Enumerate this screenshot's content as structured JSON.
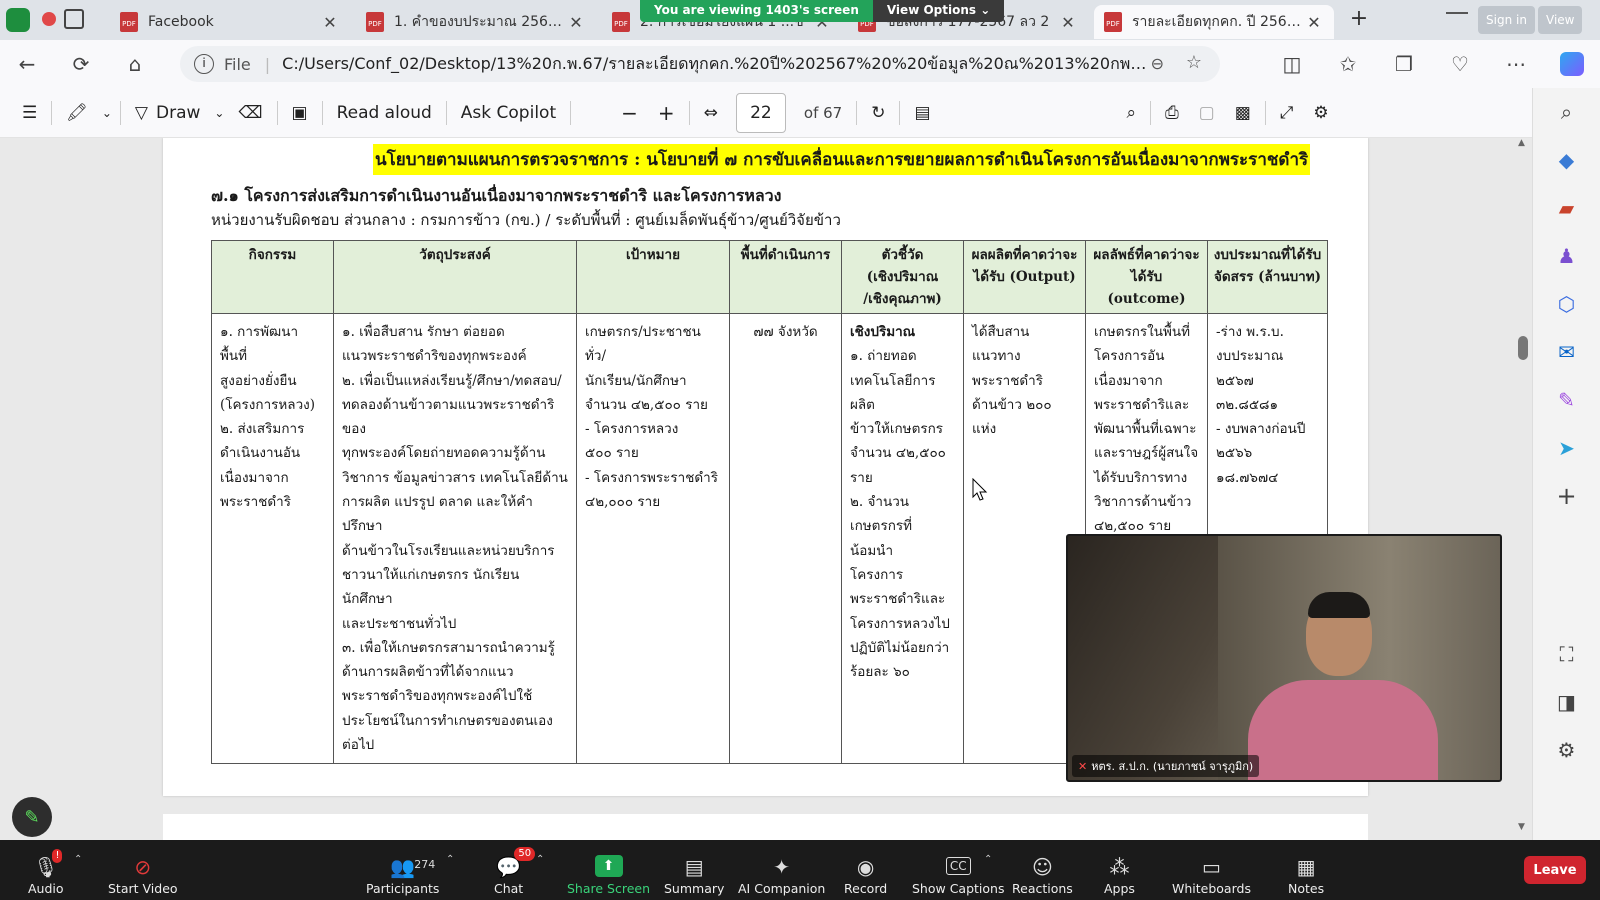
{
  "browser": {
    "tabs": [
      {
        "title": "Facebook"
      },
      {
        "title": "รายละเอียดทุกคก. ปี 2567 ข้"
      },
      {
        "title": "1. คำของบประมาณ 2567 ข้"
      },
      {
        "title": "2. การเชื่อมโยงแผน 1 ...ข้"
      },
      {
        "title": "ข้อสั่งการ 177-2567 ลว 2"
      },
      {
        "title": "รายละเอียดทุกคก. ปี 2567 ข้"
      }
    ],
    "new_tab": "+",
    "signin": "Sign in",
    "view": "View",
    "file_label": "File",
    "url": "C:/Users/Conf_02/Desktop/13%20ก.พ.67/รายละเอียดทุกคก.%20ปี%202567%20%20ข้อมูล%20ณ%2013%20กพ%206..."
  },
  "share_banner": {
    "text": "You are viewing 1403's screen",
    "options": "View Options"
  },
  "pdf_toolbar": {
    "draw": "Draw",
    "read_aloud": "Read aloud",
    "ask_copilot": "Ask Copilot",
    "page": "22",
    "of_pages": "of 67"
  },
  "doc": {
    "header": "นโยบายตามแผนการตรวจราชการ : นโยบายที่ ๗ การขับเคลื่อนและการขยายผลการดำเนินโครงการอันเนื่องมาจากพระราชดำริ",
    "subheading": "๗.๑ โครงการส่งเสริมการดำเนินงานอันเนื่องมาจากพระราชดำริ และโครงการหลวง",
    "unit_line": "หน่วยงานรับผิดชอบ ส่วนกลาง : กรมการข้าว (กข.) / ระดับพื้นที่ : ศูนย์เมล็ดพันธุ์ข้าว/ศูนย์วิจัยข้าว",
    "columns": [
      "กิจกรรม",
      "วัตถุประสงค์",
      "เป้าหมาย",
      "พื้นที่ดำเนินการ",
      "ตัวชี้วัด\n(เชิงปริมาณ\n/เชิงคุณภาพ)",
      "ผลผลิตที่คาดว่าจะ\nได้รับ (Output)",
      "ผลลัพธ์ที่คาดว่าจะ\nได้รับ (outcome)",
      "งบประมาณที่ได้รับ\nจัดสรร (ล้านบาท)"
    ],
    "row": {
      "activity": "๑. การพัฒนาพื้นที่\nสูงอย่างยั่งยืน\n(โครงการหลวง)\n๒. ส่งเสริมการ\nดำเนินงานอัน\nเนื่องมาจาก\nพระราชดำริ",
      "objective": "๑. เพื่อสืบสาน รักษา ต่อยอด\nแนวพระราชดำริของทุกพระองค์\n๒. เพื่อเป็นแหล่งเรียนรู้/ศึกษา/ทดสอบ/\nทดลองด้านข้าวตามแนวพระราชดำริของ\nทุกพระองค์โดยถ่ายทอดความรู้ด้าน\nวิชาการ ข้อมูลข่าวสาร เทคโนโลยีด้าน\nการผลิต แปรรูป ตลาด และให้คำปรึกษา\nด้านข้าวในโรงเรียนและหน่วยบริการ\nชาวนาให้แก่เกษตรกร นักเรียน นักศึกษา\nและประชาชนทั่วไป\n๓. เพื่อให้เกษตรกรสามารถนำความรู้\nด้านการผลิตข้าวที่ได้จากแนว\nพระราชดำริของทุกพระองค์ไปใช้\nประโยชน์ในการทำเกษตรของตนเอง\nต่อไป",
      "target": "เกษตรกร/ประชาชนทั่ว/\nนักเรียน/นักศึกษา\nจำนวน ๔๒,๕๐๐ ราย\n- โครงการหลวง\n   ๕๐๐ ราย\n-  โครงการพระราชดำริ\n๔๒,๐๐๐ ราย",
      "area": "๗๗ จังหวัด",
      "indicator_title": "เชิงปริมาณ",
      "indicator": "๑. ถ่ายทอด\nเทคโนโลยีการผลิต\nข้าวให้เกษตรกร\nจำนวน ๔๒,๕๐๐\nราย\n๒. จำนวน\nเกษตรกรที่น้อมนำ\nโครงการ\nพระราชดำริและ\nโครงการหลวงไป\nปฏิบัติไม่น้อยกว่า\nร้อยละ ๖๐",
      "output": "ได้สืบสานแนวทาง\nพระราชดำริ\nด้านข้าว ๒๐๐\nแห่ง",
      "outcome": "เกษตรกรในพื้นที่\nโครงการอัน\nเนื่องมาจาก\nพระราชดำริและ\nพัฒนาพื้นที่เฉพาะ\nและราษฎร์ผู้สนใจ\nได้รับบริการทาง\nวิชาการด้านข้าว\n๔๒,๕๐๐ ราย",
      "budget": "-ร่าง พ.ร.บ.\nงบประมาณ\n๒๕๖๗\n     ๓๒.๘๕๘๑\n- งบพลางก่อนปี\n๒๕๖๖\n     ๑๘.๗๖๗๔"
    }
  },
  "video": {
    "name": "หตร. ส.ป.ก. (นายภาชน์ จารุภูมิก)"
  },
  "zoom": {
    "audio": "Audio",
    "start_video": "Start Video",
    "participants": "Participants",
    "participants_count": "274",
    "chat": "Chat",
    "chat_badge": "50",
    "share_screen": "Share Screen",
    "summary": "Summary",
    "ai_companion": "AI Companion",
    "record": "Record",
    "show_captions": "Show Captions",
    "reactions": "Reactions",
    "apps": "Apps",
    "whiteboards": "Whiteboards",
    "notes": "Notes",
    "leave": "Leave"
  }
}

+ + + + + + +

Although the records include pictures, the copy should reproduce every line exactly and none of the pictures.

» Answer to this problem
Enumerate this screenshot's content as structured JSON.
{
  "browser": {
    "tabs": [
      {
        "title": "Facebook"
      },
      {
        "title": "รายละเอียดทุกคก. ปี 2567 ข้"
      },
      {
        "title": "1. คำของบประมาณ 2567 ข้"
      },
      {
        "title": "2. การเชื่อมโยงแผน 1 ...ข้"
      },
      {
        "title": "ข้อสั่งการ 177-2567 ลว 2"
      },
      {
        "title": "รายละเอียดทุกคก. ปี 2567 ข้"
      }
    ],
    "new_tab": "+",
    "signin": "Sign in",
    "view": "View",
    "file_label": "File",
    "url": "C:/Users/Conf_02/Desktop/13%20ก.พ.67/รายละเอียดทุกคก.%20ปี%202567%20%20ข้อมูล%20ณ%2013%20กพ%206..."
  },
  "share_banner": {
    "text": "You are viewing 1403's screen",
    "options": "View Options"
  },
  "pdf_toolbar": {
    "draw": "Draw",
    "read_aloud": "Read aloud",
    "ask_copilot": "Ask Copilot",
    "page": "22",
    "of_pages": "of 67"
  },
  "doc": {
    "header": "นโยบายตามแผนการตรวจราชการ : นโยบายที่ ๗ การขับเคลื่อนและการขยายผลการดำเนินโครงการอันเนื่องมาจากพระราชดำริ",
    "subheading": "๗.๑ โครงการส่งเสริมการดำเนินงานอันเนื่องมาจากพระราชดำริ และโครงการหลวง",
    "unit_line": "หน่วยงานรับผิดชอบ ส่วนกลาง : กรมการข้าว (กข.) / ระดับพื้นที่ : ศูนย์เมล็ดพันธุ์ข้าว/ศูนย์วิจัยข้าว",
    "columns": [
      "กิจกรรม",
      "วัตถุประสงค์",
      "เป้าหมาย",
      "พื้นที่ดำเนินการ",
      "ตัวชี้วัด\n(เชิงปริมาณ\n/เชิงคุณภาพ)",
      "ผลผลิตที่คาดว่าจะ\nได้รับ (Output)",
      "ผลลัพธ์ที่คาดว่าจะ\nได้รับ (outcome)",
      "งบประมาณที่ได้รับ\nจัดสรร (ล้านบาท)"
    ],
    "row": {
      "activity": "๑. การพัฒนาพื้นที่\nสูงอย่างยั่งยืน\n(โครงการหลวง)\n๒. ส่งเสริมการ\nดำเนินงานอัน\nเนื่องมาจาก\nพระราชดำริ",
      "objective": "๑. เพื่อสืบสาน รักษา ต่อยอด\nแนวพระราชดำริของทุกพระองค์\n๒. เพื่อเป็นแหล่งเรียนรู้/ศึกษา/ทดสอบ/\nทดลองด้านข้าวตามแนวพระราชดำริของ\nทุกพระองค์โดยถ่ายทอดความรู้ด้าน\nวิชาการ ข้อมูลข่าวสาร เทคโนโลยีด้าน\nการผลิต แปรรูป ตลาด และให้คำปรึกษา\nด้านข้าวในโรงเรียนและหน่วยบริการ\nชาวนาให้แก่เกษตรกร นักเรียน นักศึกษา\nและประชาชนทั่วไป\n๓. เพื่อให้เกษตรกรสามารถนำความรู้\nด้านการผลิตข้าวที่ได้จากแนว\nพระราชดำริของทุกพระองค์ไปใช้\nประโยชน์ในการทำเกษตรของตนเอง\nต่อไป",
      "target": "เกษตรกร/ประชาชนทั่ว/\nนักเรียน/นักศึกษา\nจำนวน ๔๒,๕๐๐ ราย\n- โครงการหลวง\n   ๕๐๐ ราย\n-  โครงการพระราชดำริ\n๔๒,๐๐๐ ราย",
      "area": "๗๗ จังหวัด",
      "indicator_title": "เชิงปริมาณ",
      "indicator": "๑. ถ่ายทอด\nเทคโนโลยีการผลิต\nข้าวให้เกษตรกร\nจำนวน ๔๒,๕๐๐\nราย\n๒. จำนวน\nเกษตรกรที่น้อมนำ\nโครงการ\nพระราชดำริและ\nโครงการหลวงไป\nปฏิบัติไม่น้อยกว่า\nร้อยละ ๖๐",
      "output": "ได้สืบสานแนวทาง\nพระราชดำริ\nด้านข้าว ๒๐๐\nแห่ง",
      "outcome": "เกษตรกรในพื้นที่\nโครงการอัน\nเนื่องมาจาก\nพระราชดำริและ\nพัฒนาพื้นที่เฉพาะ\nและราษฎร์ผู้สนใจ\nได้รับบริการทาง\nวิชาการด้านข้าว\n๔๒,๕๐๐ ราย",
      "budget": "-ร่าง พ.ร.บ.\nงบประมาณ\n๒๕๖๗\n     ๓๒.๘๕๘๑\n- งบพลางก่อนปี\n๒๕๖๖\n     ๑๘.๗๖๗๔"
    }
  },
  "video": {
    "name": "หตร. ส.ป.ก. (นายภาชน์ จารุภูมิก)"
  },
  "zoom": {
    "audio": "Audio",
    "start_video": "Start Video",
    "participants": "Participants",
    "participants_count": "274",
    "chat": "Chat",
    "chat_badge": "50",
    "share_screen": "Share Screen",
    "summary": "Summary",
    "ai_companion": "AI Companion",
    "record": "Record",
    "show_captions": "Show Captions",
    "reactions": "Reactions",
    "apps": "Apps",
    "whiteboards": "Whiteboards",
    "notes": "Notes",
    "leave": "Leave"
  }
}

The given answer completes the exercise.